I'm having 7 indices - one for each day of logging. So I'm always
inserting on the last index. Each index has 5 shards with one replica.
Last test was on 2 nodes, each with 8 cores and 20GB of RAM. The
performance test went like this:
- I'm inserting on 3 threads 5000 log lines at a time with bulk
- after inserting a million logs, I'm checking the query performance.
If 5 queries in a row return in more than 4 seconds (spikes happen, so
I wanted to rule that out), my "loading" script would stop
Up to 70M documents all went brilliant. So I left the test running
overnight expecting to see where it stops the next day.
Next day, the state was like this:
- 192M logs were indexed
- all inserts were timing out. This means it couldn't index 3x5000 log
lines in 30 seconds
- the test script was hanged in a query, so I just stopped it
When I looked in the logs, I found out that all queries were returned
in 1 second or so, and the last one in 18 seconds. So I queried for a
string, and I got no result in about 10 minutes, when I gave up.
Looking at the inserts, some of them were timing out when it passed
100M documents, but only rarely (1 out of 10-20 times).
The last thing I did was to restart both ES instances. Then a query
for a string would return in a few seconds, but a query that would do
"match_all" and sort by date (to give me the last 50 logs) would still
go for more than 10 minutes, when I've stopped it.
Memory was of course full of cache, but the CPU and disk activities
were surprisingly low (let's say under 10% of capacity). It all looked
like a hang to me.
My conclusion was that up until 190M logs, inserts were slowly getting
worse, and queries were very fast. But after that it all went
unusable. At least the queries, I haven't tried inserting less
I think that's about all the relevant information I can think of. If
you need more info, I can remake the test next week and provide some
more. I'm running on 0.18.7, but I can retry with 0.19.0 if you think
it makes a difference.
On Mar 1, 1:49 pm, Shay Banon kim...@gmail.com wrote:
To try and help, need more info especially number of indices / shards you have, and number of nodes you are running. Also, what is abrupt, I did not understand a thin line between 1 second and timeout, what is the timeout?
On Wednesday, February 29, 2012 at 5:01 PM, Radu Gheorghe wrote:

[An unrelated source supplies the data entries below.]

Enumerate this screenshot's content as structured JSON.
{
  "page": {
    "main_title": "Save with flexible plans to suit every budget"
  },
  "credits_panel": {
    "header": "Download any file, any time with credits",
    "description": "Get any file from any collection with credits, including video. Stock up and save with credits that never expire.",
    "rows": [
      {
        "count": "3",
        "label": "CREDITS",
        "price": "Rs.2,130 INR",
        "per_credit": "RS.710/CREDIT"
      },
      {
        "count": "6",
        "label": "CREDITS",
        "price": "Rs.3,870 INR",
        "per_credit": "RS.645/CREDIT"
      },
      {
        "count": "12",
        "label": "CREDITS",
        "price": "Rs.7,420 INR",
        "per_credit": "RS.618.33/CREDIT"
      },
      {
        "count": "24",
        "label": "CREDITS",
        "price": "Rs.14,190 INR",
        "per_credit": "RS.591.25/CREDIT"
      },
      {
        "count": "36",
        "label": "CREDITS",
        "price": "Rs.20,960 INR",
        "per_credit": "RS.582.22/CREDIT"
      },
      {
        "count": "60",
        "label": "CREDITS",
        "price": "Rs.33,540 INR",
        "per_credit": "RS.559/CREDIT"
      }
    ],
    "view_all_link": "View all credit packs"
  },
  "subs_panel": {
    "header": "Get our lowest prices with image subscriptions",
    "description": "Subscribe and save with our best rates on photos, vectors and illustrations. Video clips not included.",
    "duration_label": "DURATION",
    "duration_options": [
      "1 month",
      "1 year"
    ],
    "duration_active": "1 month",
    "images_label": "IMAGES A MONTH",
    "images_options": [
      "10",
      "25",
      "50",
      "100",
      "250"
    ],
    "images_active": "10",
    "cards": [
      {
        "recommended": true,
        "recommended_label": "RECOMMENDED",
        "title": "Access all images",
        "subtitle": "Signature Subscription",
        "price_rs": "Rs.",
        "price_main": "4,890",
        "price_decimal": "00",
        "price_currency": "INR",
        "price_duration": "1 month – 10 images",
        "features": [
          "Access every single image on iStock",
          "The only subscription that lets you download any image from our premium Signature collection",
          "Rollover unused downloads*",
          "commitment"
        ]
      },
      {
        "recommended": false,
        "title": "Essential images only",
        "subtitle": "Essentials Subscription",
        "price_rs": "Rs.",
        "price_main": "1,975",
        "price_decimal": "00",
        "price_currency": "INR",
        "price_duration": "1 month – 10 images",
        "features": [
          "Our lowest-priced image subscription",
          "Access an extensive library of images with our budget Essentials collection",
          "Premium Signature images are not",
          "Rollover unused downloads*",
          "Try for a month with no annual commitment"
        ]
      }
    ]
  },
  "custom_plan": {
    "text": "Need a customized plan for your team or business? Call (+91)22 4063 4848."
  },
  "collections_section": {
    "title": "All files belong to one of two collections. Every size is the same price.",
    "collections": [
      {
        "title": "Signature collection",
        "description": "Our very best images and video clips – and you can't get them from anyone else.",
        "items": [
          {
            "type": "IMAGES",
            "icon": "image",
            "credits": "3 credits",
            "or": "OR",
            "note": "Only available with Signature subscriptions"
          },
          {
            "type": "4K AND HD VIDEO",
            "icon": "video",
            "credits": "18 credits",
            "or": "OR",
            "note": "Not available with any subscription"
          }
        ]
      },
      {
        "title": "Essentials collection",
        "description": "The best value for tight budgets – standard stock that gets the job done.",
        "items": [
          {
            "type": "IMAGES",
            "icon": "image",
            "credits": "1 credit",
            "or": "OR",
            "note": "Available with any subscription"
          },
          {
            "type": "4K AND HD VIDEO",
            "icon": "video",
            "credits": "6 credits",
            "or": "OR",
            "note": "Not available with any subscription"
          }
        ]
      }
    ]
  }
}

After inserting a lot of documents in elasticsearch (when the index
size gets to about 4-5 times the RAM size), the performance on both

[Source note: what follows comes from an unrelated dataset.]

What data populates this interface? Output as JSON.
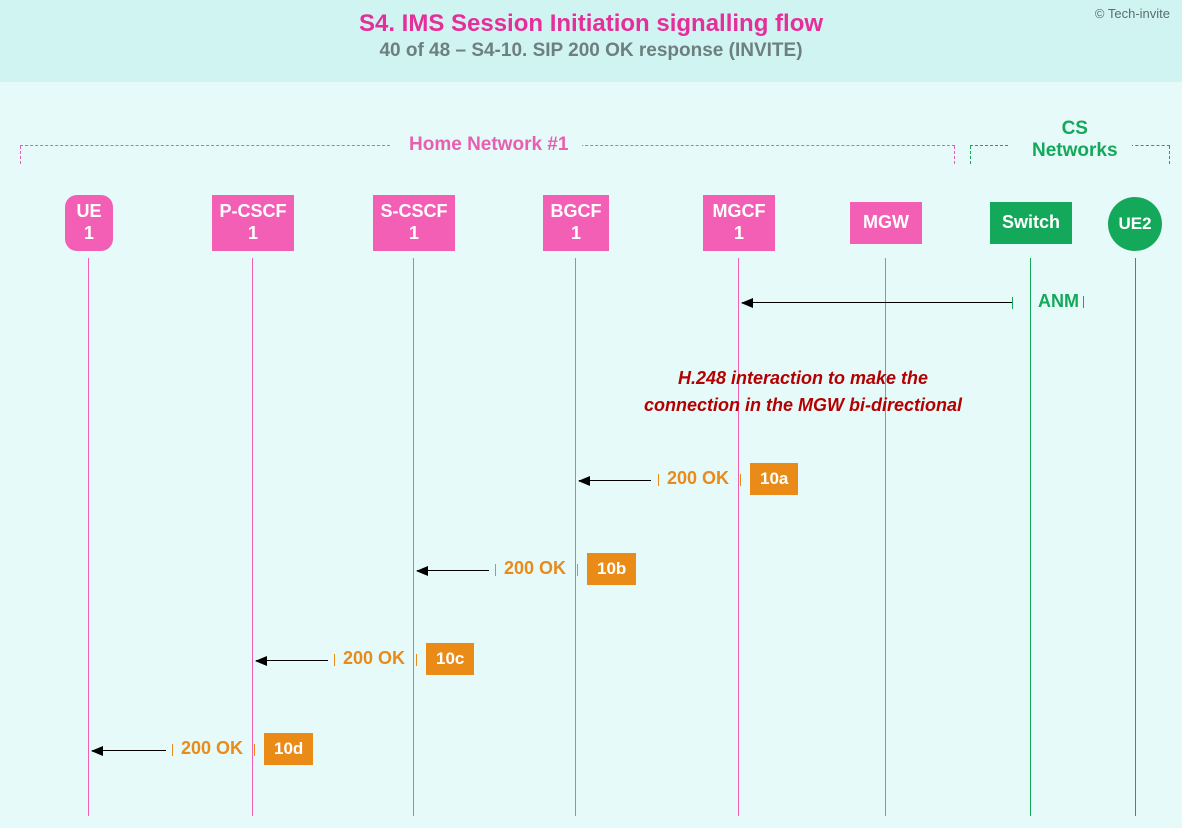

inserting and querying drops abruptly. By "abruptly", I mean there is
a thin line between returning a query in 1 second, and getting a
timeout from the browser.
It seems pretty obvious that the RAM is not enough for something (the
inverted index?), because the slower the storage, the more abrupt is
the performance drop.
I have two questions:
- what is the specific reason that makes ES go suddenly from super-
fast to super-slow?
- is there something I can do to make it performance drop less abrupt?
The point is that I'm having trouble estimating what hardware I need,
when I need to account spikes. It's kind of hard to find a balance
between budgeting 4 servers and praying it will work and budgeting 10
servers "for just in case".
Thanks in advance!
P.S. Some information about my setup:
- indexing log lines of about 1K each
- default "local" gateway
- default 1s refresh rate
- using the Python "pyes" over HTTP for both insert and query
- 1 replica per shard
- first look in the logs didn't help
But I can reproduce the problem and provide any potentially useful
info if it's needed.